News from the last two days
5 steps to mental wellbeing Evidence suggests there are 5 steps we can all take to improve our mental wellbeing. If you give them a try, you may feel happier, more positive and able to get the most from life.
Connect Connect with the people around you: your family, friends, colleagues and neighbours. Spend time developing these relationships. An old friend or family member you have not spoken to in a while? Join a club, meet new people…?
Build relationships for wellbeing strengthening your relationships with people who are close to you, such as family and friends broadening your relationships in your community and the wider world. There are lots of ways to build stronger and closer relationships: If possible, take time each day to be with your family. This could include a fixed "family time" each day. Arrange a day out with friends you haven't seen for a while.. Make the effort to phone people sometimes – it's all too easy to get into the habit of only ever texting, messaging or emailing people. Speak to someone new today. Visit a friend or family member who needs support or company. Volunteerat a local school, hospital or community group. Make the most of technology – video chat apps like Skype and FaceTime are a great way of staying in touch with friends and family, particularly if you live far apart.
Be Active Be active – you don't have to go to the gym. Take a walk, go cycling or play a game of football. Find an activity that you enjoy and make it a part of your life
Keep learninglearning new skills can give you a sense of achievement and a new confidence. So why not sign up for that cooking course, start learning to play a musical instrument, or figure out how to fix your bike? Pretty lucky you are at school then!

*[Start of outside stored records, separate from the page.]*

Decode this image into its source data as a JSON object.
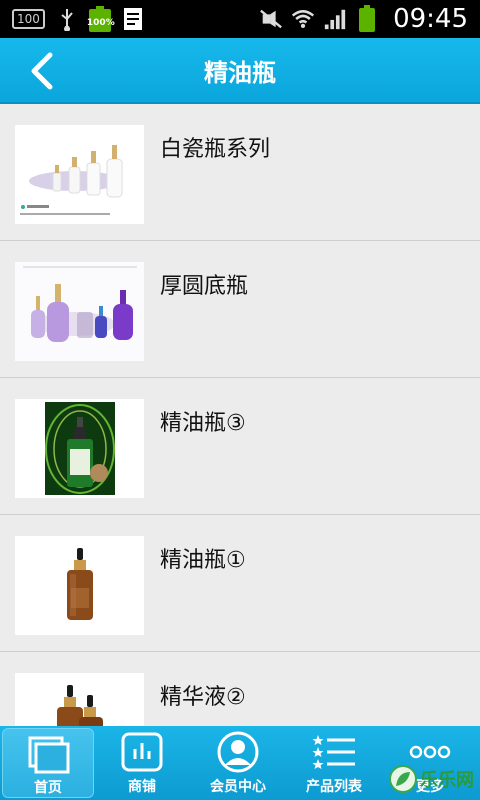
{
  "status_bar": {
    "badge": "100",
    "battery_small_pct": "100%",
    "time": "09:45"
  },
  "header": {
    "title": "精油瓶"
  },
  "items": [
    {
      "label": "白瓷瓶系列",
      "caption": "白玉精油瓶"
    },
    {
      "label": "厚圆底瓶"
    },
    {
      "label": "精油瓶③"
    },
    {
      "label": "精油瓶①"
    },
    {
      "label": "精华液②"
    }
  ],
  "tabs": [
    {
      "label": "首页",
      "icon": "home-icon"
    },
    {
      "label": "商铺",
      "icon": "shop-icon"
    },
    {
      "label": "会员中心",
      "icon": "member-icon"
    },
    {
      "label": "产品列表",
      "icon": "product-list-icon"
    },
    {
      "label": "更多",
      "icon": "more-icon"
    }
  ],
  "watermark": "乐乐网",
  "colors": {
    "header": "#0aa6db",
    "tabbar": "#0d9bd1",
    "list_bg": "#ececec"
  }
}
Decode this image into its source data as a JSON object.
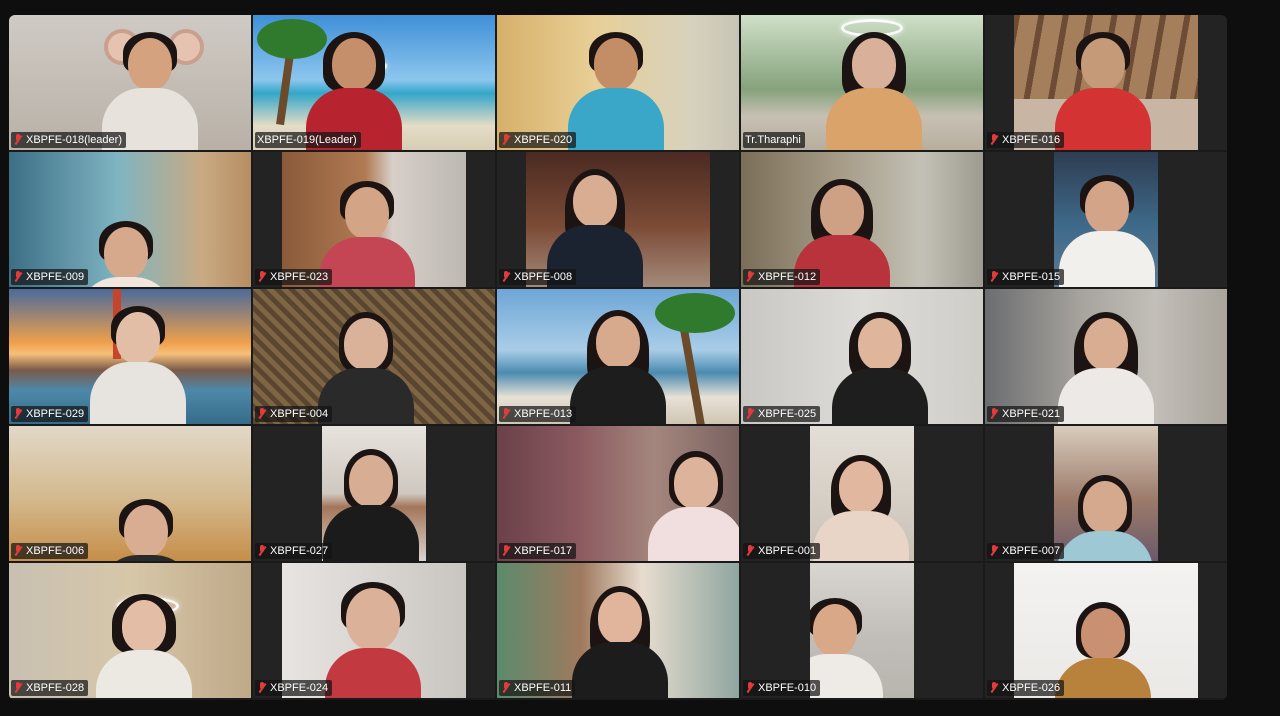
{
  "participants": [
    {
      "name": "XBPFE-018(leader)",
      "muted": true
    },
    {
      "name": "XBPFE-019(Leader)",
      "muted": false,
      "active_speaker": true
    },
    {
      "name": "XBPFE-020",
      "muted": true
    },
    {
      "name": "Tr.Tharaphi",
      "muted": false
    },
    {
      "name": "XBPFE-016",
      "muted": true
    },
    {
      "name": "XBPFE-009",
      "muted": true
    },
    {
      "name": "XBPFE-023",
      "muted": true
    },
    {
      "name": "XBPFE-008",
      "muted": true
    },
    {
      "name": "XBPFE-012",
      "muted": true
    },
    {
      "name": "XBPFE-015",
      "muted": true
    },
    {
      "name": "XBPFE-029",
      "muted": true
    },
    {
      "name": "XBPFE-004",
      "muted": true
    },
    {
      "name": "XBPFE-013",
      "muted": true
    },
    {
      "name": "XBPFE-025",
      "muted": true
    },
    {
      "name": "XBPFE-021",
      "muted": true
    },
    {
      "name": "XBPFE-006",
      "muted": true
    },
    {
      "name": "XBPFE-027",
      "muted": true
    },
    {
      "name": "XBPFE-017",
      "muted": true
    },
    {
      "name": "XBPFE-001",
      "muted": true
    },
    {
      "name": "XBPFE-007",
      "muted": true
    },
    {
      "name": "XBPFE-028",
      "muted": true
    },
    {
      "name": "XBPFE-024",
      "muted": true
    },
    {
      "name": "XBPFE-011",
      "muted": true
    },
    {
      "name": "XBPFE-010",
      "muted": true
    },
    {
      "name": "XBPFE-026",
      "muted": true
    }
  ],
  "colors": {
    "background": "#0e0e0e",
    "tile": "#232323",
    "active_border": "#2ecc71",
    "muted_icon": "#e23b3b"
  },
  "icons": {
    "muted": "microphone-muted-icon"
  }
}
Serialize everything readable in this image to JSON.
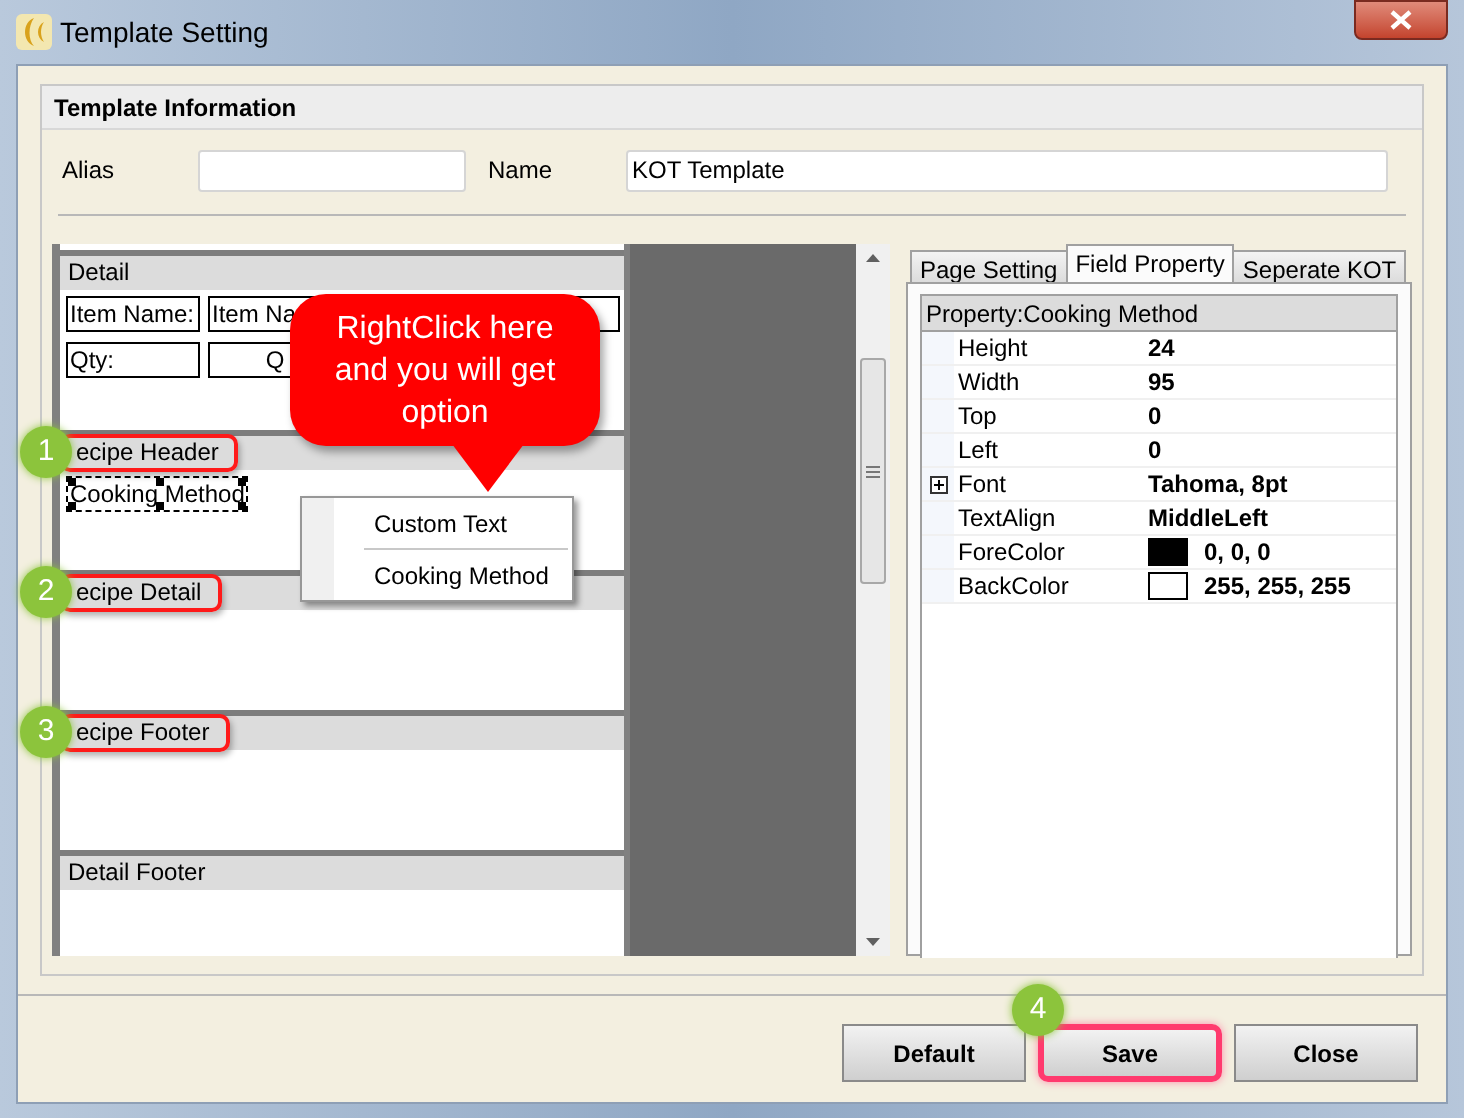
{
  "window": {
    "title": "Template Setting"
  },
  "template_information": {
    "title": "Template Information",
    "alias": {
      "label": "Alias"
    },
    "name": {
      "label": "Name",
      "value": "KOT Template"
    }
  },
  "sections": [
    {
      "title": "Detail",
      "highlighted": false,
      "rows": [
        [
          {
            "text": "Item Name:",
            "selected": false
          },
          {
            "text": "Item Na",
            "selected": false
          }
        ],
        [
          {
            "text": "Qty:",
            "selected": false
          },
          {
            "text": "Q",
            "selected": false
          }
        ]
      ]
    },
    {
      "title": "ecipe Header",
      "highlighted": true,
      "step": "1",
      "rows": [
        [
          {
            "text": "Cooking Method",
            "selected": true
          }
        ]
      ]
    },
    {
      "title": "ecipe Detail",
      "highlighted": true,
      "step": "2"
    },
    {
      "title": "ecipe Footer",
      "highlighted": true,
      "step": "3"
    },
    {
      "title": "Detail Footer",
      "highlighted": false
    }
  ],
  "callout": {
    "text": "RightClick here and you will get option"
  },
  "context_menu": {
    "items": [
      "Custom Text",
      "Cooking Method"
    ]
  },
  "tabs": [
    {
      "label": "Page Setting",
      "selected": false
    },
    {
      "label": "Field Property",
      "selected": true
    },
    {
      "label": "Seperate KOT",
      "selected": false
    }
  ],
  "property_grid": {
    "title": "Property:Cooking Method",
    "rows": [
      {
        "name": "Height",
        "value": "24",
        "kind": "text"
      },
      {
        "name": "Width",
        "value": "95",
        "kind": "text"
      },
      {
        "name": "Top",
        "value": "0",
        "kind": "text"
      },
      {
        "name": "Left",
        "value": "0",
        "kind": "text"
      },
      {
        "name": "Font",
        "value": "Tahoma, 8pt",
        "kind": "text",
        "expanded": false
      },
      {
        "name": "TextAlign",
        "value": "MiddleLeft",
        "kind": "text"
      },
      {
        "name": "ForeColor",
        "value": "0, 0, 0",
        "kind": "color",
        "color": "#000000"
      },
      {
        "name": "BackColor",
        "value": "255, 255, 255",
        "kind": "color",
        "color": "#ffffff"
      }
    ]
  },
  "buttons": [
    {
      "label": "Default",
      "highlighted": false
    },
    {
      "label": "Save",
      "highlighted": true,
      "step": "4"
    },
    {
      "label": "Close",
      "highlighted": false
    }
  ]
}
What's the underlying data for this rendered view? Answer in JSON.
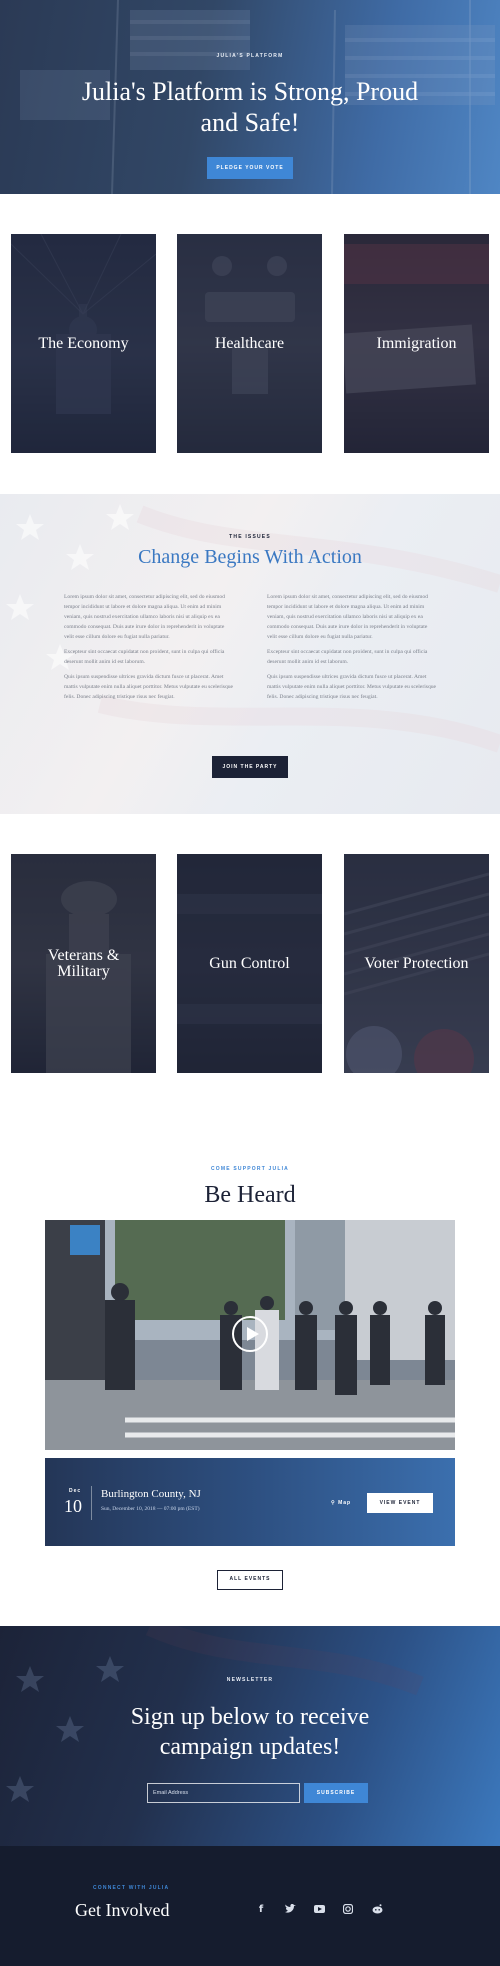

Research shows that learning throughout life is associated with greater satisfaction and optimism, and improved ability to get the most from life. People who carry on learning after childhood report higher wellbeing and a greater ability to cope with stress. They also report more feelings of self-esteem, hope and purpose. Setting targets and hitting them can create positive feelings of achievement. Things you could try away from school…. • Learn to cook a favourite dish that you have never eaten at home. • Visit a gallery or museum and learn about a person or period in history that interests you. • Fix that broken bike or garden gate. Once you have done that, how about setting yourself a bigger DIY project? There are lots of free video tutorials online. • Rediscover an old hobby that challenges you, whether it's making model aeroplanes, writing stories, sewing or knitting.
Give to others Even the smallest act can count, whether it's a smile, a thank you or a kind word. Larger acts, such as volunteering at your local community centre, can improve your mental wellbeing and help you build new social networks.
Most people would agree that giving to others is a good thing. But it can also do a lot of good for your own mental wellbeing. Small acts of kindness towards other people, or larger ones like volunteering in your local community, can give you a sense of purpose. It can make you feel happier and more satisfied with life. Sometimes we think of wellbeing in terms of what we have: our income, our home or car, or our job. But evidence suggests it's our actions and our thoughts that have the biggest impact on mental wellbeing.
Be mindful Be mindful – be more aware of the present moment, including your thoughts and feelings, your body and the world around you. Some people call this awareness "mindfulness". It can positively change the way you feel about life and how you approach challenges.
What is mindfulness? Professor Mark Williams, former director of the Oxford Mindfulness Centre, says that mindfulness means knowing directly what is going on inside and outside ourselves, moment by moment. "It's easy to stop noticing the world around us. It's also easy to lose touch with the way our bodies are feeling and to end up living 'in our heads' – caught up in our thoughts without stopping to notice how those thoughts are driving our emotions and behaviour," he says. TRY OUR MINDFULNESS CLUB AT SCHOOL! Google ‘mindfulness’ there is so much out there.